◆ TASK TO CARRY OUT: Line by line, repeat all the material exactly as it appears.

=== Begin Enclosure ===

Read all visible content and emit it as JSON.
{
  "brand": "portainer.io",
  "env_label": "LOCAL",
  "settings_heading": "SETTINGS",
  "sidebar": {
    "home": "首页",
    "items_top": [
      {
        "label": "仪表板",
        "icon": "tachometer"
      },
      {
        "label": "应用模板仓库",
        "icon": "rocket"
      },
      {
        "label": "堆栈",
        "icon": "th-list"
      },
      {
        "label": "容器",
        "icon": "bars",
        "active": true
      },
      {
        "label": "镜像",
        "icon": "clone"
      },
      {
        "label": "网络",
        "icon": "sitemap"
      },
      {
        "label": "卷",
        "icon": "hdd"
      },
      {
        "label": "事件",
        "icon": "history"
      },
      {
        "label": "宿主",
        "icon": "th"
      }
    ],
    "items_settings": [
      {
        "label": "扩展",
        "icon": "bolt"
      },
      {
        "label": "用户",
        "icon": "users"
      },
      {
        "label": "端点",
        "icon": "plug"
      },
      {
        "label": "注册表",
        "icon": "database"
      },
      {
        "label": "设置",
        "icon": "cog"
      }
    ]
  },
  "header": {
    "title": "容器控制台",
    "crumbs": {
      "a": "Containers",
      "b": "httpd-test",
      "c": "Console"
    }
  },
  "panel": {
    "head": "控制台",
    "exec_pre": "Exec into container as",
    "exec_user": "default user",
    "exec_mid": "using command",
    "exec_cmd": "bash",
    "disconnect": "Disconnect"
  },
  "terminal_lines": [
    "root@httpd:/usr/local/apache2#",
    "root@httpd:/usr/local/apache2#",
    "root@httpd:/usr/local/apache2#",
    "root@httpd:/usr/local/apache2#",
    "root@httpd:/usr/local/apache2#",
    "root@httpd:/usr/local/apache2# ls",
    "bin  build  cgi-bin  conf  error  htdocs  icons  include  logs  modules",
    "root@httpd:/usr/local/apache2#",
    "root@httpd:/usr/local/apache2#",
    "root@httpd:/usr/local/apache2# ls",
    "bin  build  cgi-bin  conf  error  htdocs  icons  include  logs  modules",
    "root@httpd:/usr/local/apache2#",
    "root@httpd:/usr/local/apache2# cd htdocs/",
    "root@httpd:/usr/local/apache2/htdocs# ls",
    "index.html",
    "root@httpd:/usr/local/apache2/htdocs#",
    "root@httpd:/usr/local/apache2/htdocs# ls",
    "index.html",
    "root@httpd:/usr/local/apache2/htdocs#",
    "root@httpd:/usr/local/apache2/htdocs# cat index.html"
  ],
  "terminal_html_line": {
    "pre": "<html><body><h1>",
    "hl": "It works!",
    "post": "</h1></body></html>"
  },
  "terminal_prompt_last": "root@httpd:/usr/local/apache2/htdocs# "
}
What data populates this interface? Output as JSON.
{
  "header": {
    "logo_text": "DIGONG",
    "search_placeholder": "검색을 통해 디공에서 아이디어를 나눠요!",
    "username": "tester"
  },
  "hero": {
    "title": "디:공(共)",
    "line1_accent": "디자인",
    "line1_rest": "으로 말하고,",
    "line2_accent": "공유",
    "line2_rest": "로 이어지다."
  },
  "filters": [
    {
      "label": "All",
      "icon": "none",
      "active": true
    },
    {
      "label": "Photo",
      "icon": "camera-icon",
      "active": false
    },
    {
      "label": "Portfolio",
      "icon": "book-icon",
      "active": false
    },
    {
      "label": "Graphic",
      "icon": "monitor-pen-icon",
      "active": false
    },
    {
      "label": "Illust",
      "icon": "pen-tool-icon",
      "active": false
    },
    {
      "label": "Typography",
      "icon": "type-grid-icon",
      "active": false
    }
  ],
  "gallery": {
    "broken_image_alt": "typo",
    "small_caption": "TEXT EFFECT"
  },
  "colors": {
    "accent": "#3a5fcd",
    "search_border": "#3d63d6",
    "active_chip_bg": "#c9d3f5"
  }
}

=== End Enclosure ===

◆ RESPONSE BOX:
Read all visible content and emit it as JSON.
{
  "brand": "portainer.io",
  "env_label": "LOCAL",
  "settings_heading": "SETTINGS",
  "sidebar": {
    "home": "首页",
    "items_top": [
      {
        "label": "仪表板",
        "icon": "tachometer"
      },
      {
        "label": "应用模板仓库",
        "icon": "rocket"
      },
      {
        "label": "堆栈",
        "icon": "th-list"
      },
      {
        "label": "容器",
        "icon": "bars",
        "active": true
      },
      {
        "label": "镜像",
        "icon": "clone"
      },
      {
        "label": "网络",
        "icon": "sitemap"
      },
      {
        "label": "卷",
        "icon": "hdd"
      },
      {
        "label": "事件",
        "icon": "history"
      },
      {
        "label": "宿主",
        "icon": "th"
      }
    ],
    "items_settings": [
      {
        "label": "扩展",
        "icon": "bolt"
      },
      {
        "label": "用户",
        "icon": "users"
      },
      {
        "label": "端点",
        "icon": "plug"
      },
      {
        "label": "注册表",
        "icon": "database"
      },
      {
        "label": "设置",
        "icon": "cog"
      }
    ]
  },
  "header": {
    "title": "容器控制台",
    "crumbs": {
      "a": "Containers",
      "b": "httpd-test",
      "c": "Console"
    }
  },
  "panel": {
    "head": "控制台",
    "exec_pre": "Exec into container as",
    "exec_user": "default user",
    "exec_mid": "using command",
    "exec_cmd": "bash",
    "disconnect": "Disconnect"
  },
  "terminal_lines": [
    "root@httpd:/usr/local/apache2#",
    "root@httpd:/usr/local/apache2#",
    "root@httpd:/usr/local/apache2#",
    "root@httpd:/usr/local/apache2#",
    "root@httpd:/usr/local/apache2#",
    "root@httpd:/usr/local/apache2# ls",
    "bin  build  cgi-bin  conf  error  htdocs  icons  include  logs  modules",
    "root@httpd:/usr/local/apache2#",
    "root@httpd:/usr/local/apache2#",
    "root@httpd:/usr/local/apache2# ls",
    "bin  build  cgi-bin  conf  error  htdocs  icons  include  logs  modules",
    "root@httpd:/usr/local/apache2#",
    "root@httpd:/usr/local/apache2# cd htdocs/",
    "root@httpd:/usr/local/apache2/htdocs# ls",
    "index.html",
    "root@httpd:/usr/local/apache2/htdocs#",
    "root@httpd:/usr/local/apache2/htdocs# ls",
    "index.html",
    "root@httpd:/usr/local/apache2/htdocs#",
    "root@httpd:/usr/local/apache2/htdocs# cat index.html"
  ],
  "terminal_html_line": {
    "pre": "<html><body><h1>",
    "hl": "It works!",
    "post": "</h1></body></html>"
  },
  "terminal_prompt_last": "root@httpd:/usr/local/apache2/htdocs# "
}
What data populates this interface? Output as JSON.
{
  "header": {
    "logo_text": "DIGONG",
    "search_placeholder": "검색을 통해 디공에서 아이디어를 나눠요!",
    "username": "tester"
  },
  "hero": {
    "title": "디:공(共)",
    "line1_accent": "디자인",
    "line1_rest": "으로 말하고,",
    "line2_accent": "공유",
    "line2_rest": "로 이어지다."
  },
  "filters": [
    {
      "label": "All",
      "icon": "none",
      "active": true
    },
    {
      "label": "Photo",
      "icon": "camera-icon",
      "active": false
    },
    {
      "label": "Portfolio",
      "icon": "book-icon",
      "active": false
    },
    {
      "label": "Graphic",
      "icon": "monitor-pen-icon",
      "active": false
    },
    {
      "label": "Illust",
      "icon": "pen-tool-icon",
      "active": false
    },
    {
      "label": "Typography",
      "icon": "type-grid-icon",
      "active": false
    }
  ],
  "gallery": {
    "broken_image_alt": "typo",
    "small_caption": "TEXT EFFECT"
  },
  "colors": {
    "accent": "#3a5fcd",
    "search_border": "#3d63d6",
    "active_chip_bg": "#c9d3f5"
  }
}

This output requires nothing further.